Tuesday, May 19, 2009
A Road Less Traveled.
Isaac was born early that Wednesday morning, and didn't make a sound. My surgery took longer then I had expected because there was scar tissue to cut through, so I asked the doctor if the baby had born yet. He hadn't. I lay there on the operating table knowing the birth of Isaac would also meant his death. I wondered if my baby would cry. I wondered how severe his defect would be. I wondered if the baby would breath, I wondered if he would even live. And live he did, for 70 minutes. Isaac was born, in all his glory, at 8am, and peacefully slipped away from us at 9:10am.
The section itself was the same old thing. I barfed a couple times. My blood pressure was all over the place. I had a hard time breathing from all the water. They pumped fluids into me like no other. And I was tired. By that point I had already been up 24 hours, and a couple times I felt like closing my eyes and just resting. Part of me wanted to sleep, to escape. I had completed my task. I had carried my baby as long as medically possible, and God was deciding the rest.
Isaac was born, and they whisked him away. I asked the doctor if the baby had attempted to cry, and he said that Isaac had pulled that classic new born grimace face and tried once to breath, once to cry. He couldn't. But. His heart was beating strongly. I knew we had him for a short time. Andrew hovered over the baby. In that moment, it broke him. He brought the baby to me, tears streaming down his face, and told me Isaac was still alive. I looked at the baby. I didn't cry. I stared. I stared and I took deep breaths. I stared and realized that God had given us this child and I loved him. Completely. I looked at Isaac's face and remarked at how pretty he was. His face was complete. He had chubby cheeks and a button nose. His eyes were open and he was looking at me. His defect didn't show, and I began to cry as I told Andrew to take the baby to the children. I knew they needed to meet Isaac alive. So I was left there, getting sewn up. Minutes ago I had been joking about how much water was gushing out of me, and now I was wondering if I would see Isaac again, alive.
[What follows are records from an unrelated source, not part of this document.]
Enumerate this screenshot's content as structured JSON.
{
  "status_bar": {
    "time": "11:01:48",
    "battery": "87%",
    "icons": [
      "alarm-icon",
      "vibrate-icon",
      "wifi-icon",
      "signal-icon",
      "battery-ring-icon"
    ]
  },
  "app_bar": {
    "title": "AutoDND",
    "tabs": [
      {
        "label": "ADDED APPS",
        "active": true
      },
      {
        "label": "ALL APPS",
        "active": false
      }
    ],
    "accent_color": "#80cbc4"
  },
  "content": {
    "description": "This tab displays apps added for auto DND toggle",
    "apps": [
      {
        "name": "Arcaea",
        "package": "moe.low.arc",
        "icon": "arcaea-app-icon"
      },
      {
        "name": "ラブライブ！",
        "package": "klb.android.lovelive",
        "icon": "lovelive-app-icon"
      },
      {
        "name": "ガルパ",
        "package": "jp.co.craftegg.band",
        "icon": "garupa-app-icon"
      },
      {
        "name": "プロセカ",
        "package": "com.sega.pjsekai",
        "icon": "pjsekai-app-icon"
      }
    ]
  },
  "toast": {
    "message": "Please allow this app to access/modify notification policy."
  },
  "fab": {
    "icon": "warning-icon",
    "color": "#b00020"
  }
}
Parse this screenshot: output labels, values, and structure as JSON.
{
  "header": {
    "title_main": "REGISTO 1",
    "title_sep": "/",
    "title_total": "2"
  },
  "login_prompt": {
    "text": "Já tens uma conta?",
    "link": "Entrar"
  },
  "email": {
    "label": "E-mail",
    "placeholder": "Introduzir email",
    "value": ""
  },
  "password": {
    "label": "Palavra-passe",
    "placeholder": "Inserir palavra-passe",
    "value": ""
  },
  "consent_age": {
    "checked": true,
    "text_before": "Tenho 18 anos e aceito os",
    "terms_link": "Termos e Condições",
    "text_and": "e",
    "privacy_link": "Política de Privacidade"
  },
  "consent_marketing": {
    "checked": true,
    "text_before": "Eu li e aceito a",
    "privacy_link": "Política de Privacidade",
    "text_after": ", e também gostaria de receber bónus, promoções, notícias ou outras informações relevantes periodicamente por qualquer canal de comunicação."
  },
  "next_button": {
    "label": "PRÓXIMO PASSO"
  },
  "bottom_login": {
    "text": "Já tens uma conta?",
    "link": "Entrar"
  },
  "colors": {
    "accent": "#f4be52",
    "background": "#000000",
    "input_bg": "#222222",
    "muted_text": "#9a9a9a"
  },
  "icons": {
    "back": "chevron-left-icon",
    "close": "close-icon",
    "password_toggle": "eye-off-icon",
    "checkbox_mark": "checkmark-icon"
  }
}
About 30 minutes later I was taken into my hospital room. I cried as I was wheeled in through the door as I looked at my family member's faces. I had never seem that look in their eyes before. I told the men in the family to give Isaac a name and a blessing. They prayed over the baby, blessed him, and gave him back to me. Every few minutes or so our nurse would check Isaac's heart beat. I knew he was getting close to leaving us. He and I gazed into each other's eyes, and I held onto him. I held onto him and whispered that I loved him. I told the nurse that I felt like Isaac had died, and indeed he had. He passed quietly back to Jesus that morning, in my loving, adoring arms. At that moment I clutched Isaac to me and wept silently over this body. No one made a sound in the room. Not. One. Sound. They respectfully and quietly watched and grieved with me.
The rest of that day is hard to explain. It was the most horrifyingly spiritual experience of my life. It was the hardest day of my life, yet the most peaceful. At some point, over the next few weeks I'll account for those moments, but for now, this is the next part of our story. There is much that is too sacred and private to share, and there is much left to write about, and I will, as I write on.